- [Action item]:
Every line of the entries with the word "this" in it should be shown.

- [Dataset excerpts]:
== Segment start ==

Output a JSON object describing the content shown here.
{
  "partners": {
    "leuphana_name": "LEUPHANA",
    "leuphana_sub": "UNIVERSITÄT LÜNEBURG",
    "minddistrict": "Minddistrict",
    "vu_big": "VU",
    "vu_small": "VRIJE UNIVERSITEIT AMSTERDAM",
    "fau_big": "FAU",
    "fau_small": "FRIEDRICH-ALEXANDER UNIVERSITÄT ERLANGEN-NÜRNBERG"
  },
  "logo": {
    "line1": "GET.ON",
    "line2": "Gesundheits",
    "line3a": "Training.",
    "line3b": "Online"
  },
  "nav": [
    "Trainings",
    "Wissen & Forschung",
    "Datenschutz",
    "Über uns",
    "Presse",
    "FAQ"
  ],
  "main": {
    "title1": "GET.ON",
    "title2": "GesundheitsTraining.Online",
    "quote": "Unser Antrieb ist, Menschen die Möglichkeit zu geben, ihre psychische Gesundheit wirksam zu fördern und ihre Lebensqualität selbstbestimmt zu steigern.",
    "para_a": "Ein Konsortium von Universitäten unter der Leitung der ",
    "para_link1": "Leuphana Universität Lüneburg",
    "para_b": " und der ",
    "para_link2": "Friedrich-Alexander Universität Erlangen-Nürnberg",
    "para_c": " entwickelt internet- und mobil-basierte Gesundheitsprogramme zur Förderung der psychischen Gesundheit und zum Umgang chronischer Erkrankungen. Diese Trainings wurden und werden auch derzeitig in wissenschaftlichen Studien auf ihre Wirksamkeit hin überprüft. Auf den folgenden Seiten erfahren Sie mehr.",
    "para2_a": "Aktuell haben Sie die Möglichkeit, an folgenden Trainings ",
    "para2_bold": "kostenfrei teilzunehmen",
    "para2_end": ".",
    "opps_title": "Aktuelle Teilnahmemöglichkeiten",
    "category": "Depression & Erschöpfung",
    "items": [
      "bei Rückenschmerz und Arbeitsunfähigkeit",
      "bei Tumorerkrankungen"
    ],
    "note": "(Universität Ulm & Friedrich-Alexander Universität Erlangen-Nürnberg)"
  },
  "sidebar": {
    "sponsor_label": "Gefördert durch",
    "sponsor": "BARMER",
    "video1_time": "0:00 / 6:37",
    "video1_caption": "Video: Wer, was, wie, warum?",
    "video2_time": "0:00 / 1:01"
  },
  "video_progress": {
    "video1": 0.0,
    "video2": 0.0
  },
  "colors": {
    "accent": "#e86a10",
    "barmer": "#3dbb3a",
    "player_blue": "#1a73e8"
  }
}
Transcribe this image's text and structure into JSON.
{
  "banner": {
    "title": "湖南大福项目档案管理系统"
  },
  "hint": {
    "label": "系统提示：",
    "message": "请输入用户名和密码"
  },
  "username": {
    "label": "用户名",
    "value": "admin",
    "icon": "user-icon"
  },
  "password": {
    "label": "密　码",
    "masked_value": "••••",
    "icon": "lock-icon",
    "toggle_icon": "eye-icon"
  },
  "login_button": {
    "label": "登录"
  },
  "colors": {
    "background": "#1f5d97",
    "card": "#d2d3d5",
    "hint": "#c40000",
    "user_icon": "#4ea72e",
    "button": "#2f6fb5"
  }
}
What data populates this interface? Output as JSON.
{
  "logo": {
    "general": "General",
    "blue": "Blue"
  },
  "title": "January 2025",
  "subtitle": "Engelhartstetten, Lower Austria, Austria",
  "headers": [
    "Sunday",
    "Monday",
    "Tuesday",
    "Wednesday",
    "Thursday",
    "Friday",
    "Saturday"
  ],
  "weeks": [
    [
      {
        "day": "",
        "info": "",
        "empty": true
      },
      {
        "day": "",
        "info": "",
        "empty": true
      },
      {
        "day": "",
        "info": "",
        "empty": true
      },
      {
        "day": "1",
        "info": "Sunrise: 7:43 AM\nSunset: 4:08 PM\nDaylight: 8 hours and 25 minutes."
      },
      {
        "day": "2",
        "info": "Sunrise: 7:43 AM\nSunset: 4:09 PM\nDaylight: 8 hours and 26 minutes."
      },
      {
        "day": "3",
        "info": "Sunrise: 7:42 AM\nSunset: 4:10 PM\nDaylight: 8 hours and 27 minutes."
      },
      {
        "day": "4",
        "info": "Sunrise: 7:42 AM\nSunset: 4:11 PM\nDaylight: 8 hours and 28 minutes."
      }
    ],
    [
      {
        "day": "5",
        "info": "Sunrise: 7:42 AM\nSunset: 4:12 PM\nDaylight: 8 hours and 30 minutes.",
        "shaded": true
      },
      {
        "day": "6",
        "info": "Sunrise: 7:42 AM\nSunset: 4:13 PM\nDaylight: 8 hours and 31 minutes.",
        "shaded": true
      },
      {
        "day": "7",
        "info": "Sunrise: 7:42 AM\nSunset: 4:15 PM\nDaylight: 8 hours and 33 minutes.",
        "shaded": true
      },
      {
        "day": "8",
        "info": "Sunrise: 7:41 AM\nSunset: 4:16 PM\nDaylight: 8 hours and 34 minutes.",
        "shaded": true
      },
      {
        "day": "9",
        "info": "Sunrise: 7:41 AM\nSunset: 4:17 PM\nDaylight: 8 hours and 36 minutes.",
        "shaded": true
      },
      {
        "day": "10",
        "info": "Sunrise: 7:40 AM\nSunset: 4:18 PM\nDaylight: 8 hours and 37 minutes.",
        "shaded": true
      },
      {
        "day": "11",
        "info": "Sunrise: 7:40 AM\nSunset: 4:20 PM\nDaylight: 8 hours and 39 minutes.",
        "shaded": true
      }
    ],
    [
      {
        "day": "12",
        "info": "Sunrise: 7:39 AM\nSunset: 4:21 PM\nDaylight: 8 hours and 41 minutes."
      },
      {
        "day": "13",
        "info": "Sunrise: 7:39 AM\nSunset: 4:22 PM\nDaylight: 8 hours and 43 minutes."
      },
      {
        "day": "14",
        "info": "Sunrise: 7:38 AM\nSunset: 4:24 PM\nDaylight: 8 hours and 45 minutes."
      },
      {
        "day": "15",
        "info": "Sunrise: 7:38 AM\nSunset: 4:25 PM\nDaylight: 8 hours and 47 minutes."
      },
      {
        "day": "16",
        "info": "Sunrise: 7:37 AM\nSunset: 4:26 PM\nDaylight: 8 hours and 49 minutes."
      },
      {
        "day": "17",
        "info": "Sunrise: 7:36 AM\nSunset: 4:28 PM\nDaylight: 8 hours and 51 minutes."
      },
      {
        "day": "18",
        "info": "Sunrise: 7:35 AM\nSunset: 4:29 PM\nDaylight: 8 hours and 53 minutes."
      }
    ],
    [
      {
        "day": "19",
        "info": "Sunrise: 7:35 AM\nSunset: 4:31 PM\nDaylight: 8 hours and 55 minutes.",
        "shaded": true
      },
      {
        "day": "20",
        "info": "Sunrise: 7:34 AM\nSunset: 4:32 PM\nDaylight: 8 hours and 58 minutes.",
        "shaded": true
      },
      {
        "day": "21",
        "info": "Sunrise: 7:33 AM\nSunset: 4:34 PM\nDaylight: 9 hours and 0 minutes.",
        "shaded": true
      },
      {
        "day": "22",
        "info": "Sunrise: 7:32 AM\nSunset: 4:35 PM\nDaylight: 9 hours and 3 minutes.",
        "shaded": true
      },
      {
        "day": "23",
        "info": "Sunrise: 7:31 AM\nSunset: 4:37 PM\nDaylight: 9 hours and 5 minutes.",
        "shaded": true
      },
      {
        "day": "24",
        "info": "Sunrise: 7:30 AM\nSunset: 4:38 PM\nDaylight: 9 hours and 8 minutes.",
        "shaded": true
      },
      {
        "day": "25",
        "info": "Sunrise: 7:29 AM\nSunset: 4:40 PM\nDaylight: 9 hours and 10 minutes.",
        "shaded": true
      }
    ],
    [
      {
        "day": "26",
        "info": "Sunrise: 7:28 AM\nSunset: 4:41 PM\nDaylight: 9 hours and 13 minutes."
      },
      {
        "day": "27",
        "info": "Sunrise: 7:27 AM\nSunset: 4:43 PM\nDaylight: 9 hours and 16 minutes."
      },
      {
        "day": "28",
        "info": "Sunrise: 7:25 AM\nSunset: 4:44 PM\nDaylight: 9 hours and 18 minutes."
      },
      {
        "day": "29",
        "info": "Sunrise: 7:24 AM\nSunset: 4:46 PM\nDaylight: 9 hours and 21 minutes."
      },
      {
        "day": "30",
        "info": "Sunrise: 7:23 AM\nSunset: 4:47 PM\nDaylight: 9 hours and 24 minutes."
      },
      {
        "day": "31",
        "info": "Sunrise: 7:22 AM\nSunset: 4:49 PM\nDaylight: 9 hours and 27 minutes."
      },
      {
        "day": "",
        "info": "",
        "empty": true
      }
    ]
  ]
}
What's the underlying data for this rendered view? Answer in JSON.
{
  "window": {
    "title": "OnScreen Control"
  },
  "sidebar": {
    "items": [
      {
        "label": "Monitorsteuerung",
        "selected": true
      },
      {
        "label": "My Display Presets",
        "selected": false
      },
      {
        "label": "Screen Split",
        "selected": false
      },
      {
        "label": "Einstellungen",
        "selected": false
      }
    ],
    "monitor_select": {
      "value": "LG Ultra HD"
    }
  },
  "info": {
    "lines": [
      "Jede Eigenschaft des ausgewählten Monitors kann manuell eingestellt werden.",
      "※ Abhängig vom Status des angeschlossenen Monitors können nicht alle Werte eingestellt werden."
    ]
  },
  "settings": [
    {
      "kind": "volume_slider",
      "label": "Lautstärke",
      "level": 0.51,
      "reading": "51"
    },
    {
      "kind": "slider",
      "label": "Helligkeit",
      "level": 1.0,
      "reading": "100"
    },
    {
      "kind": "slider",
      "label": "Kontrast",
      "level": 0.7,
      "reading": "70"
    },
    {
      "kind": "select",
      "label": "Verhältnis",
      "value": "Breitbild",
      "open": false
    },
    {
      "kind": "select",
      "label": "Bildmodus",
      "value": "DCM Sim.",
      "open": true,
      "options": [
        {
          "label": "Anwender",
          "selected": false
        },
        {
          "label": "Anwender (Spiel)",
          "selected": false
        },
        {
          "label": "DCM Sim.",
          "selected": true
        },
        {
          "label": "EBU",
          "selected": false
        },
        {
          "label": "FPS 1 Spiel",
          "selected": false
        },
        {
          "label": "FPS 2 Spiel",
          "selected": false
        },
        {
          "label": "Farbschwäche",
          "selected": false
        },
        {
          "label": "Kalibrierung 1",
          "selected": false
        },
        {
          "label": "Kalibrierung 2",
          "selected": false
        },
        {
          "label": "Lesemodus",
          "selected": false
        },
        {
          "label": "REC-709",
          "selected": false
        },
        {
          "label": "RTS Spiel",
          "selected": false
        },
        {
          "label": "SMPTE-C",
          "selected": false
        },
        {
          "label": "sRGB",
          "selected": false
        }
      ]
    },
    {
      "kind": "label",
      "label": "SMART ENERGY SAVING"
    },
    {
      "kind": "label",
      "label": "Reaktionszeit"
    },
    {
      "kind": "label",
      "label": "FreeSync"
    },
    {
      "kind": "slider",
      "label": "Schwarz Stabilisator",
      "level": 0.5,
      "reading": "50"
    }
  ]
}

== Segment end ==

- [Exercise response]:
Transcribe this image's text and structure into JSON.
What data populates this interface? Output as JSON.
What's the underlying data for this rendered view? Answer in JSON.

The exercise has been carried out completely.